Task brief: Once the pictures are removed, restate the data below word for word.

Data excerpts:
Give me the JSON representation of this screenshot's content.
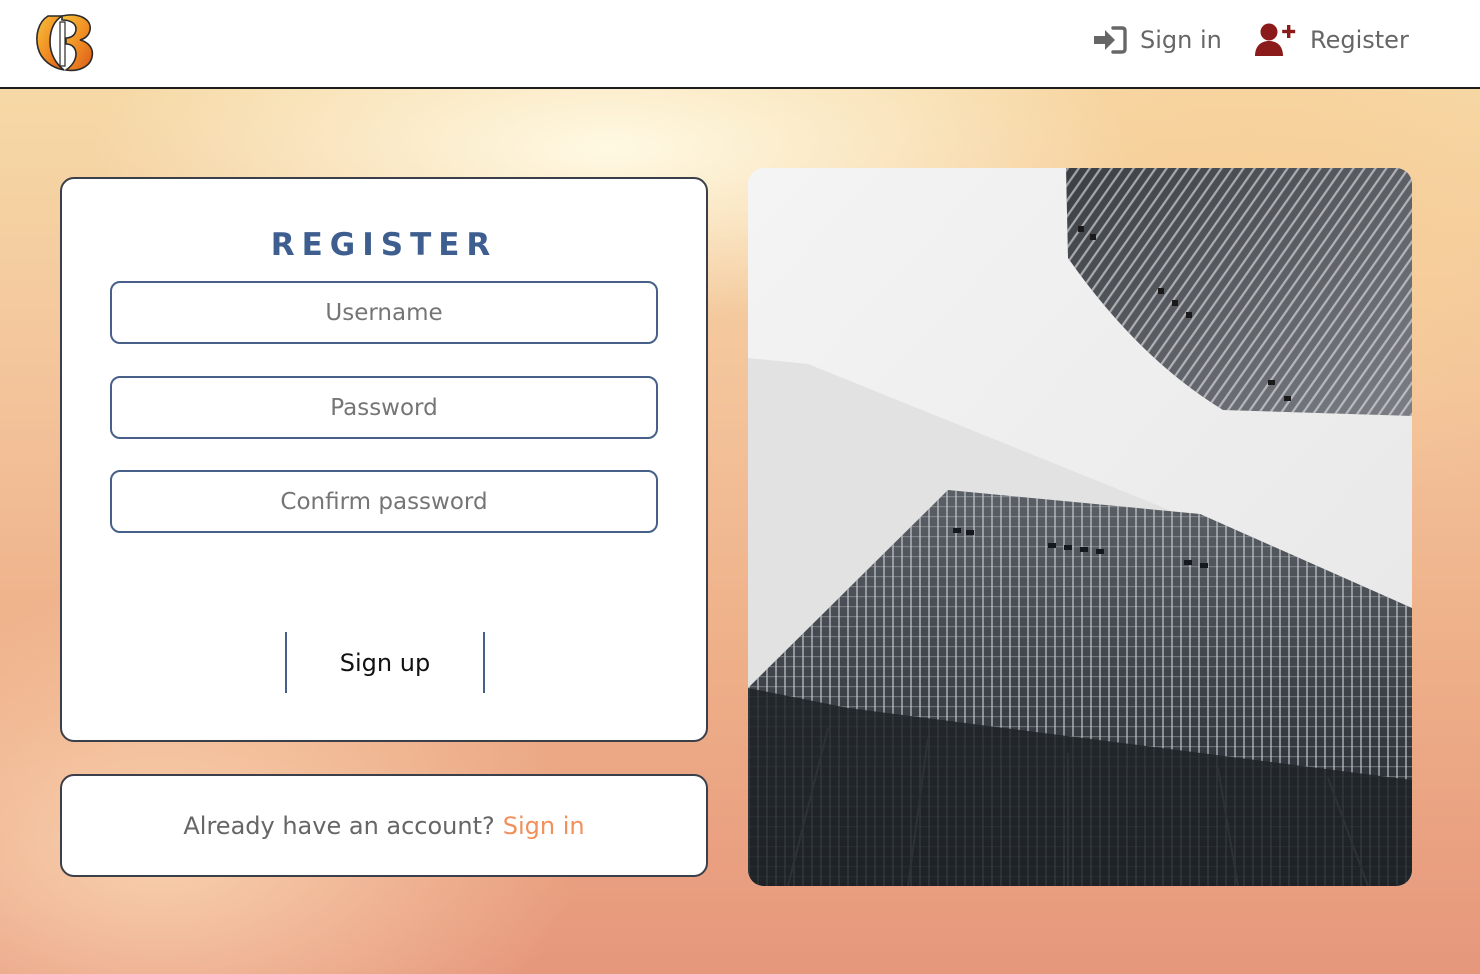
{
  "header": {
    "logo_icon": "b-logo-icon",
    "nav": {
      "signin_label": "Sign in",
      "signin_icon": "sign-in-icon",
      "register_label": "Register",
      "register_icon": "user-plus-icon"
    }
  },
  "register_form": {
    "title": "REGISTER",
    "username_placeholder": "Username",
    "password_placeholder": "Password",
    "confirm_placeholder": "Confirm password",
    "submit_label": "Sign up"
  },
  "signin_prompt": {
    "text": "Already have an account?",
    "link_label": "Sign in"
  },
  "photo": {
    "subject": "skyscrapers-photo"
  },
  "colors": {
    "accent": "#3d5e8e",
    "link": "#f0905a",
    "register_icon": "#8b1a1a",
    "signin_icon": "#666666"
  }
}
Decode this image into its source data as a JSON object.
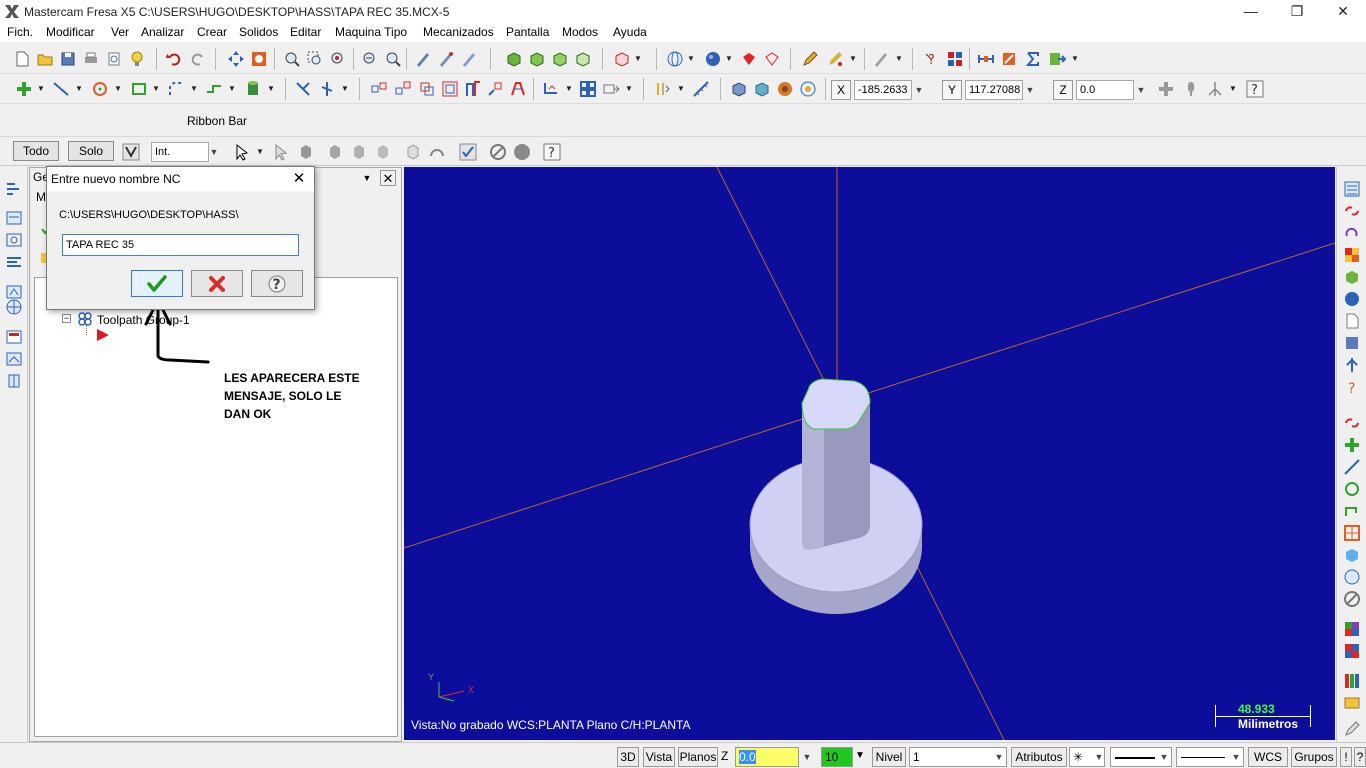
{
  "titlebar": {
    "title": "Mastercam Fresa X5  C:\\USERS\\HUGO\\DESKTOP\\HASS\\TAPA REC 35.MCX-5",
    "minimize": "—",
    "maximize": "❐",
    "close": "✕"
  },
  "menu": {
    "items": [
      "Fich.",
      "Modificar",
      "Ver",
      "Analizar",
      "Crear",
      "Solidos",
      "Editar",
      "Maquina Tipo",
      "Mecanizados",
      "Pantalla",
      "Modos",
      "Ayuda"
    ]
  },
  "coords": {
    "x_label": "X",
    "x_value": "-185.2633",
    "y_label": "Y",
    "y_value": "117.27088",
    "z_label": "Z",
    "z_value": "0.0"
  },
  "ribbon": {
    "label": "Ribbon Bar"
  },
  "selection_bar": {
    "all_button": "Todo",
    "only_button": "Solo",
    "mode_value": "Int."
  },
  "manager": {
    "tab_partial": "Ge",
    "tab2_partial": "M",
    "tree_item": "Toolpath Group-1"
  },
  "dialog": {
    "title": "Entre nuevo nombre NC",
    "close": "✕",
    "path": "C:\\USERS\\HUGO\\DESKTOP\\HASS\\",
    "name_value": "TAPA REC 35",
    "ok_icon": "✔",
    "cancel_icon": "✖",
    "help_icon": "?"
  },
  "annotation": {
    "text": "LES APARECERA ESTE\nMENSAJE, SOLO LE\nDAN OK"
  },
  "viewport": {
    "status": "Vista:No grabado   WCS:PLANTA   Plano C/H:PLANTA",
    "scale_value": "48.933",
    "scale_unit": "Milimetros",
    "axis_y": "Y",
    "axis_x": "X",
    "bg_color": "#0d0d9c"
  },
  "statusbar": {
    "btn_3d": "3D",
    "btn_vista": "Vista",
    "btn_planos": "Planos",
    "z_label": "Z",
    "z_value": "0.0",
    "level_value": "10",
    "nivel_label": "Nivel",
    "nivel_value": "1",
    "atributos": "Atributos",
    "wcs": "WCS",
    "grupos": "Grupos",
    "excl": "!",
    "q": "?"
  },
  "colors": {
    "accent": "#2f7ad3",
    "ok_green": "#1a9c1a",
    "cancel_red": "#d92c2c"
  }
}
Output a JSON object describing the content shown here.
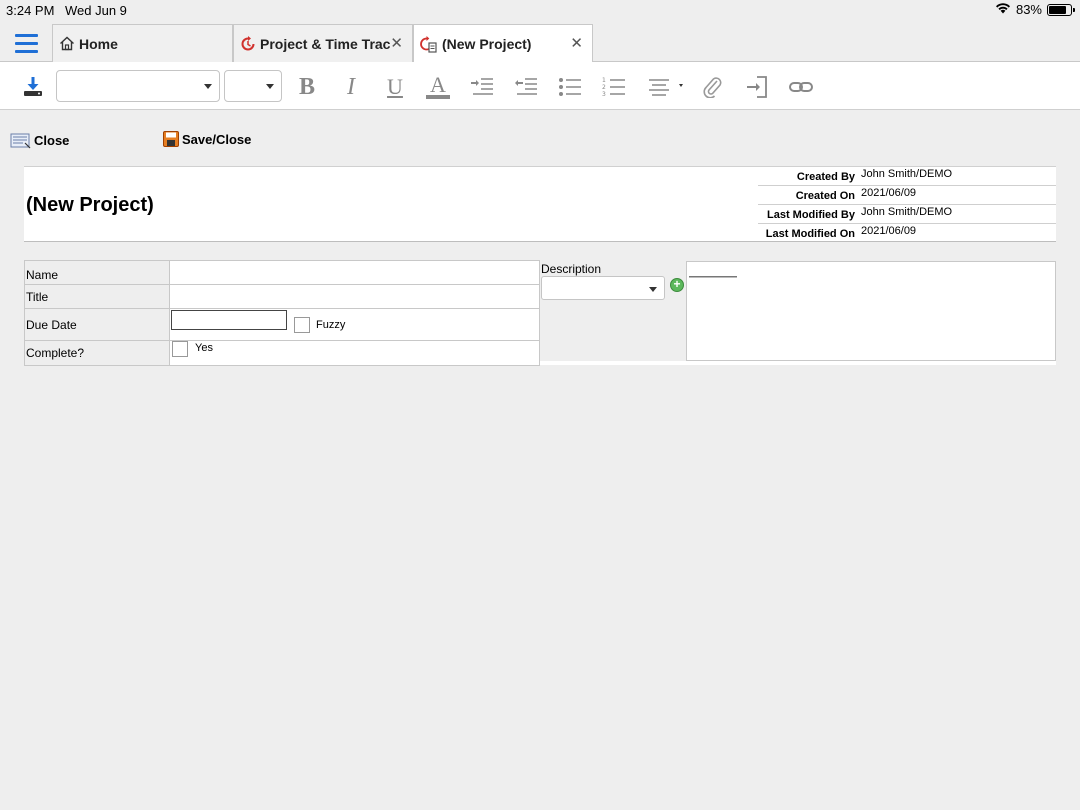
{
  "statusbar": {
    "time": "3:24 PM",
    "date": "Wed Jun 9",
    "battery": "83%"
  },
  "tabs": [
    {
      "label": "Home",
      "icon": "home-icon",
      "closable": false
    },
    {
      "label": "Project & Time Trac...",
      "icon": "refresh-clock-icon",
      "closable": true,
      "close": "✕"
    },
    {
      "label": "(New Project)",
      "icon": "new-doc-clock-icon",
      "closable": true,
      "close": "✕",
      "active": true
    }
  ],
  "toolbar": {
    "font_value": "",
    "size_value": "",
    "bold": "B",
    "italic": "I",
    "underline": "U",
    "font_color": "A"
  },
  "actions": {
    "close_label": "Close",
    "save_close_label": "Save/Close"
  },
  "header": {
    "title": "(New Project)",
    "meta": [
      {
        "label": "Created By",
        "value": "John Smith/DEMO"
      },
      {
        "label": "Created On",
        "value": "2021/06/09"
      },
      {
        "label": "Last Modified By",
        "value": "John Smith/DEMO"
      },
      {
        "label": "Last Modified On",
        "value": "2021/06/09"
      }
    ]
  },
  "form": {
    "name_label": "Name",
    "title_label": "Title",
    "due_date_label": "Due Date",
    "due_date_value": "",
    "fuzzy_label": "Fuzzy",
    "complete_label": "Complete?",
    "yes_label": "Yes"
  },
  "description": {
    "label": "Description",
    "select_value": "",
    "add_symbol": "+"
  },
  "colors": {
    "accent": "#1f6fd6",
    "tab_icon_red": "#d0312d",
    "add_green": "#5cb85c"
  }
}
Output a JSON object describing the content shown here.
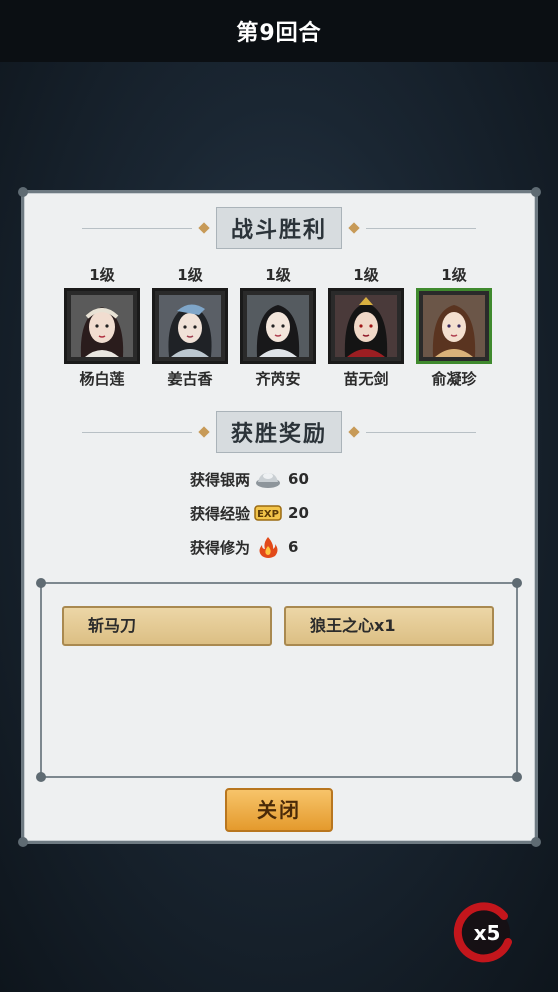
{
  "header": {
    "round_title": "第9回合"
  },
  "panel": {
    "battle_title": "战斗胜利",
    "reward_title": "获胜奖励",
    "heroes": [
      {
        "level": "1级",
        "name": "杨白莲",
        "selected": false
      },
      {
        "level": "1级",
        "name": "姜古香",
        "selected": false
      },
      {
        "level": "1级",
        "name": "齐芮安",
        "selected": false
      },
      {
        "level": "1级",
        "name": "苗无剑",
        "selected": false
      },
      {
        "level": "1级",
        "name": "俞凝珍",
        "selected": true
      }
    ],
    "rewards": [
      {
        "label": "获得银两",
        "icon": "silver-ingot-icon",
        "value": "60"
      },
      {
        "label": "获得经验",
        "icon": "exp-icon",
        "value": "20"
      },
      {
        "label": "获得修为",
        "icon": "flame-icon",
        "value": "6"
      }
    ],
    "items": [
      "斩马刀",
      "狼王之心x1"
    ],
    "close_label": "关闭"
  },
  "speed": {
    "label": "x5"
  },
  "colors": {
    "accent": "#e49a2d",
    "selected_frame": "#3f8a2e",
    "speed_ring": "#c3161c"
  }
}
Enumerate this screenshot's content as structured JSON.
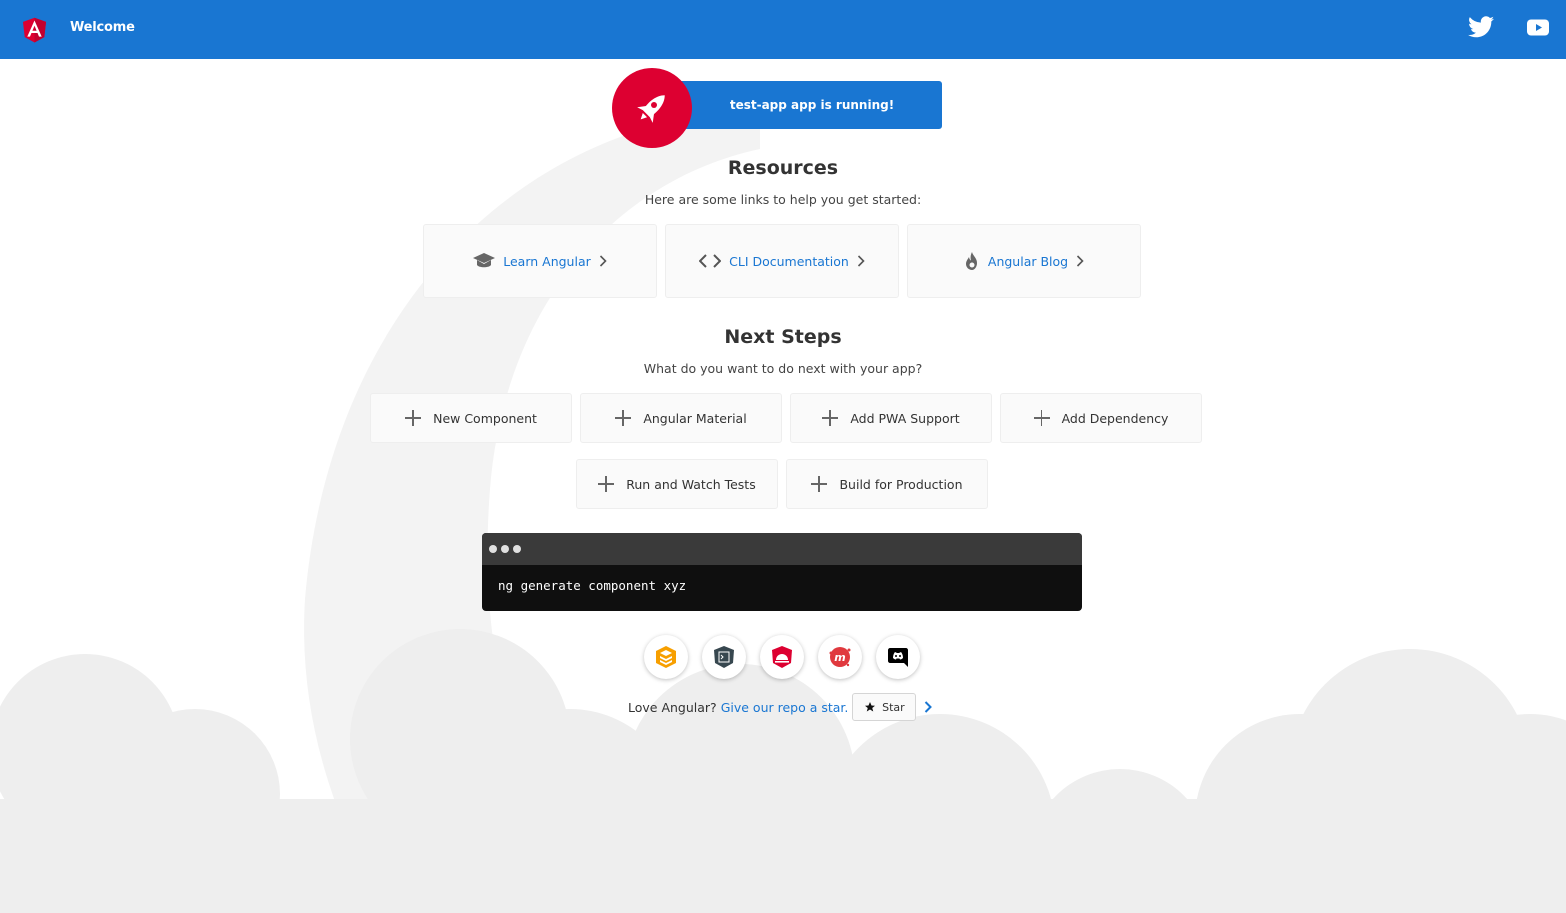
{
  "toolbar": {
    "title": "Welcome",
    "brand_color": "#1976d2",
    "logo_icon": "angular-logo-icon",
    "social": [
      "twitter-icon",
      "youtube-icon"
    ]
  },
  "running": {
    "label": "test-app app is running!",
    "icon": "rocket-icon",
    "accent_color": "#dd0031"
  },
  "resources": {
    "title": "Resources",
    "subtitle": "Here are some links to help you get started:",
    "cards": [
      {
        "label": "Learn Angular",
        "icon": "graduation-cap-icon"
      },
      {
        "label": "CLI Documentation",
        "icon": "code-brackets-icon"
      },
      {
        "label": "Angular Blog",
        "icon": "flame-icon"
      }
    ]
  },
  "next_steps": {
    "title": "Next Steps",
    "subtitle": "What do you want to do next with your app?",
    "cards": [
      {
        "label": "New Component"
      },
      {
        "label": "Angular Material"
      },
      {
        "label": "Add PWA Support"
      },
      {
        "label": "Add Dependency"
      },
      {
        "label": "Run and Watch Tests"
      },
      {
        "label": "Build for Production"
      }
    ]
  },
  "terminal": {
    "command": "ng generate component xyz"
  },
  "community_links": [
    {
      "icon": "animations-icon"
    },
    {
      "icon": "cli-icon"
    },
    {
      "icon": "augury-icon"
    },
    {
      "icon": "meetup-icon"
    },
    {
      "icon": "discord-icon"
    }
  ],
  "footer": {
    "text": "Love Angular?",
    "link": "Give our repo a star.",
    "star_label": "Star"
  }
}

Result of the task:
Give me the JSON representation of this screenshot's content.
{
  "header": {
    "logo_icon": "b-logo-icon",
    "nav": {
      "signin_label": "Sign in",
      "signin_icon": "sign-in-icon",
      "register_label": "Register",
      "register_icon": "user-plus-icon"
    }
  },
  "register_form": {
    "title": "REGISTER",
    "username_placeholder": "Username",
    "password_placeholder": "Password",
    "confirm_placeholder": "Confirm password",
    "submit_label": "Sign up"
  },
  "signin_prompt": {
    "text": "Already have an account?",
    "link_label": "Sign in"
  },
  "photo": {
    "subject": "skyscrapers-photo"
  },
  "colors": {
    "accent": "#3d5e8e",
    "link": "#f0905a",
    "register_icon": "#8b1a1a",
    "signin_icon": "#666666"
  }
}
Decode this image into its source data as a JSON object.
{
  "titlebar": {
    "title": "Mastercam Fresa X5  C:\\USERS\\HUGO\\DESKTOP\\HASS\\TAPA REC 35.MCX-5",
    "minimize": "—",
    "maximize": "❐",
    "close": "✕"
  },
  "menu": {
    "items": [
      "Fich.",
      "Modificar",
      "Ver",
      "Analizar",
      "Crear",
      "Solidos",
      "Editar",
      "Maquina Tipo",
      "Mecanizados",
      "Pantalla",
      "Modos",
      "Ayuda"
    ]
  },
  "coords": {
    "x_label": "X",
    "x_value": "-185.2633",
    "y_label": "Y",
    "y_value": "117.27088",
    "z_label": "Z",
    "z_value": "0.0"
  },
  "ribbon": {
    "label": "Ribbon Bar"
  },
  "selection_bar": {
    "all_button": "Todo",
    "only_button": "Solo",
    "mode_value": "Int."
  },
  "manager": {
    "tab_partial": "Ge",
    "tab2_partial": "M",
    "tree_item": "Toolpath Group-1"
  },
  "dialog": {
    "title": "Entre nuevo nombre NC",
    "close": "✕",
    "path": "C:\\USERS\\HUGO\\DESKTOP\\HASS\\",
    "name_value": "TAPA REC 35",
    "ok_icon": "✔",
    "cancel_icon": "✖",
    "help_icon": "?"
  },
  "annotation": {
    "text": "LES APARECERA ESTE\nMENSAJE, SOLO LE\nDAN OK"
  },
  "viewport": {
    "status": "Vista:No grabado   WCS:PLANTA   Plano C/H:PLANTA",
    "scale_value": "48.933",
    "scale_unit": "Milimetros",
    "axis_y": "Y",
    "axis_x": "X",
    "bg_color": "#0d0d9c"
  },
  "statusbar": {
    "btn_3d": "3D",
    "btn_vista": "Vista",
    "btn_planos": "Planos",
    "z_label": "Z",
    "z_value": "0.0",
    "level_value": "10",
    "nivel_label": "Nivel",
    "nivel_value": "1",
    "atributos": "Atributos",
    "wcs": "WCS",
    "grupos": "Grupos",
    "excl": "!",
    "q": "?"
  },
  "colors": {
    "accent": "#2f7ad3",
    "ok_green": "#1a9c1a",
    "cancel_red": "#d92c2c"
  }
}
Output a JSON object describing the content shown here.
{
  "statusbar": {
    "time": "3:24 PM",
    "date": "Wed Jun 9",
    "battery": "83%"
  },
  "tabs": [
    {
      "label": "Home",
      "icon": "home-icon",
      "closable": false
    },
    {
      "label": "Project & Time Trac...",
      "icon": "refresh-clock-icon",
      "closable": true,
      "close": "✕"
    },
    {
      "label": "(New Project)",
      "icon": "new-doc-clock-icon",
      "closable": true,
      "close": "✕",
      "active": true
    }
  ],
  "toolbar": {
    "font_value": "",
    "size_value": "",
    "bold": "B",
    "italic": "I",
    "underline": "U",
    "font_color": "A"
  },
  "actions": {
    "close_label": "Close",
    "save_close_label": "Save/Close"
  },
  "header": {
    "title": "(New Project)",
    "meta": [
      {
        "label": "Created By",
        "value": "John Smith/DEMO"
      },
      {
        "label": "Created On",
        "value": "2021/06/09"
      },
      {
        "label": "Last Modified By",
        "value": "John Smith/DEMO"
      },
      {
        "label": "Last Modified On",
        "value": "2021/06/09"
      }
    ]
  },
  "form": {
    "name_label": "Name",
    "title_label": "Title",
    "due_date_label": "Due Date",
    "due_date_value": "",
    "fuzzy_label": "Fuzzy",
    "complete_label": "Complete?",
    "yes_label": "Yes"
  },
  "description": {
    "label": "Description",
    "select_value": "",
    "add_symbol": "+"
  },
  "colors": {
    "accent": "#1f6fd6",
    "tab_icon_red": "#d0312d",
    "add_green": "#5cb85c"
  }
}
Output a JSON object describing the content shown here.
{
  "header": {
    "round_title": "第9回合"
  },
  "panel": {
    "battle_title": "战斗胜利",
    "reward_title": "获胜奖励",
    "heroes": [
      {
        "level": "1级",
        "name": "杨白莲",
        "selected": false
      },
      {
        "level": "1级",
        "name": "姜古香",
        "selected": false
      },
      {
        "level": "1级",
        "name": "齐芮安",
        "selected": false
      },
      {
        "level": "1级",
        "name": "苗无剑",
        "selected": false
      },
      {
        "level": "1级",
        "name": "俞凝珍",
        "selected": true
      }
    ],
    "rewards": [
      {
        "label": "获得银两",
        "icon": "silver-ingot-icon",
        "value": "60"
      },
      {
        "label": "获得经验",
        "icon": "exp-icon",
        "value": "20"
      },
      {
        "label": "获得修为",
        "icon": "flame-icon",
        "value": "6"
      }
    ],
    "items": [
      "斩马刀",
      "狼王之心x1"
    ],
    "close_label": "关闭"
  },
  "speed": {
    "label": "x5"
  },
  "colors": {
    "accent": "#e49a2d",
    "selected_frame": "#3f8a2e",
    "speed_ring": "#c3161c"
  }
}
Enumerate this screenshot's content as structured JSON.
{
  "toolbar": {
    "title": "Welcome",
    "brand_color": "#1976d2",
    "logo_icon": "angular-logo-icon",
    "social": [
      "twitter-icon",
      "youtube-icon"
    ]
  },
  "running": {
    "label": "test-app app is running!",
    "icon": "rocket-icon",
    "accent_color": "#dd0031"
  },
  "resources": {
    "title": "Resources",
    "subtitle": "Here are some links to help you get started:",
    "cards": [
      {
        "label": "Learn Angular",
        "icon": "graduation-cap-icon"
      },
      {
        "label": "CLI Documentation",
        "icon": "code-brackets-icon"
      },
      {
        "label": "Angular Blog",
        "icon": "flame-icon"
      }
    ]
  },
  "next_steps": {
    "title": "Next Steps",
    "subtitle": "What do you want to do next with your app?",
    "cards": [
      {
        "label": "New Component"
      },
      {
        "label": "Angular Material"
      },
      {
        "label": "Add PWA Support"
      },
      {
        "label": "Add Dependency"
      },
      {
        "label": "Run and Watch Tests"
      },
      {
        "label": "Build for Production"
      }
    ]
  },
  "terminal": {
    "command": "ng generate component xyz"
  },
  "community_links": [
    {
      "icon": "animations-icon"
    },
    {
      "icon": "cli-icon"
    },
    {
      "icon": "augury-icon"
    },
    {
      "icon": "meetup-icon"
    },
    {
      "icon": "discord-icon"
    }
  ],
  "footer": {
    "text": "Love Angular?",
    "link": "Give our repo a star.",
    "star_label": "Star"
  }
}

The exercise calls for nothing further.